# [Problem requirements]
Where a line of the data holds the word "profile", copy that line.

# [Supplied records]

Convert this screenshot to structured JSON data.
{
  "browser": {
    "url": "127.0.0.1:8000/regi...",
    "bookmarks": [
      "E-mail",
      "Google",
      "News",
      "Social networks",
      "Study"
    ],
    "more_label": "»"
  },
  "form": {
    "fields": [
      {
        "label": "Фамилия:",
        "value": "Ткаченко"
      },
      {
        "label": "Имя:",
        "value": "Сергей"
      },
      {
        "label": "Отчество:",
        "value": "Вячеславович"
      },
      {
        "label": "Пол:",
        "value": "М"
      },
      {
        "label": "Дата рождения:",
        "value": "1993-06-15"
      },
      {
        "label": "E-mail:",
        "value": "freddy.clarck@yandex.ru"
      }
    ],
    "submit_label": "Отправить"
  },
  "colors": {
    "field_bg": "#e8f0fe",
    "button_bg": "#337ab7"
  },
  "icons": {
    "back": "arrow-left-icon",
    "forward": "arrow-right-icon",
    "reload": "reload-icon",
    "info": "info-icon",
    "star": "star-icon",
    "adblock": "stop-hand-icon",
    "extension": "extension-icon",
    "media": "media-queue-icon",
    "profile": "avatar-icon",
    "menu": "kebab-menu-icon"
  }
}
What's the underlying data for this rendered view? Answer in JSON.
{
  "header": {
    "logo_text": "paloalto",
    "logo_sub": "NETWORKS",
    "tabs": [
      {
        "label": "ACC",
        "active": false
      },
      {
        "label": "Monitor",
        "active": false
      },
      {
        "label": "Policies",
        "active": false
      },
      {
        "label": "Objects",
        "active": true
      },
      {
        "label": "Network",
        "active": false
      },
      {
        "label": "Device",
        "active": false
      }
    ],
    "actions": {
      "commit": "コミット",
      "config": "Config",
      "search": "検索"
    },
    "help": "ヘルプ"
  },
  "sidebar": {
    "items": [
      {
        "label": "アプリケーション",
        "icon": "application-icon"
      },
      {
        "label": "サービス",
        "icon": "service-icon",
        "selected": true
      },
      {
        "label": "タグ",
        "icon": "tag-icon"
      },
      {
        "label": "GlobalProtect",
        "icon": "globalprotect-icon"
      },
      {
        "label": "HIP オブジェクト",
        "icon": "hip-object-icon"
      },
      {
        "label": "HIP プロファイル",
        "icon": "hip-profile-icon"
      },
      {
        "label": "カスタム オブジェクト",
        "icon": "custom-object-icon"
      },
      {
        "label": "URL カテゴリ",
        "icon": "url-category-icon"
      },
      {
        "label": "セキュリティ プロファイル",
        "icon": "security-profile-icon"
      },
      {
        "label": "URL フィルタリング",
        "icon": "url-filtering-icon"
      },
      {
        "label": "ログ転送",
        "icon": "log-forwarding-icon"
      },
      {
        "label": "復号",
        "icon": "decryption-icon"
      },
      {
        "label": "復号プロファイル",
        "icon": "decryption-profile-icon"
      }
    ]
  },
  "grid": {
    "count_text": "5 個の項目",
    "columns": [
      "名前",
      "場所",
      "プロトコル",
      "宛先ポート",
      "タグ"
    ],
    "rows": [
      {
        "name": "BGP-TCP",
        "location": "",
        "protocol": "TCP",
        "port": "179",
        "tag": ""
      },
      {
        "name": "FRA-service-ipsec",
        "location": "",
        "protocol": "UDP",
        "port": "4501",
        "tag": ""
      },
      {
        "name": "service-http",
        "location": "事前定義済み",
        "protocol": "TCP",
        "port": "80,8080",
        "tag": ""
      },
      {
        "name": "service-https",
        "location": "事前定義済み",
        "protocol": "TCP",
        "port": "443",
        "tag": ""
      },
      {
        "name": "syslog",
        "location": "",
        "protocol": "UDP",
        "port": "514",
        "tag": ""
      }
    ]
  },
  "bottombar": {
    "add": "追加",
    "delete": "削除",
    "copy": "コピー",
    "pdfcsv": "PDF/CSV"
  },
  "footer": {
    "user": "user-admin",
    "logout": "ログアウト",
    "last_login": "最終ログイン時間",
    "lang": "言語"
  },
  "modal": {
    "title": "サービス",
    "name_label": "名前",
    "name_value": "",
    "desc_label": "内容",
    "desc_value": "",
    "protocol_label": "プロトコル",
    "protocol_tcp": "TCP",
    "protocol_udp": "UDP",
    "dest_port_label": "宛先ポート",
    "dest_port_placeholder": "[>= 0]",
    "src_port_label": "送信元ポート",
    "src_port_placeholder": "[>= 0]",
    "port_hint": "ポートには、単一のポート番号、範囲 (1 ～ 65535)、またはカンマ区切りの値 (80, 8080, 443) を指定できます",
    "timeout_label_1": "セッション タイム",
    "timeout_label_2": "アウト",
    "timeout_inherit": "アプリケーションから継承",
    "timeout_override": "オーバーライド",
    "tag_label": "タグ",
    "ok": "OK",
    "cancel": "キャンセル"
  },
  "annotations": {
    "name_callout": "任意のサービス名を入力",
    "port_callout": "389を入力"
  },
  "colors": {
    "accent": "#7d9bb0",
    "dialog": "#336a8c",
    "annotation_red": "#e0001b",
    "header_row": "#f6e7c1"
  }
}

# [Reply]
    "profile": "avatar-icon",
        "icon": "hip-profile-icon"
        "icon": "security-profile-icon"
        "icon": "decryption-profile-icon"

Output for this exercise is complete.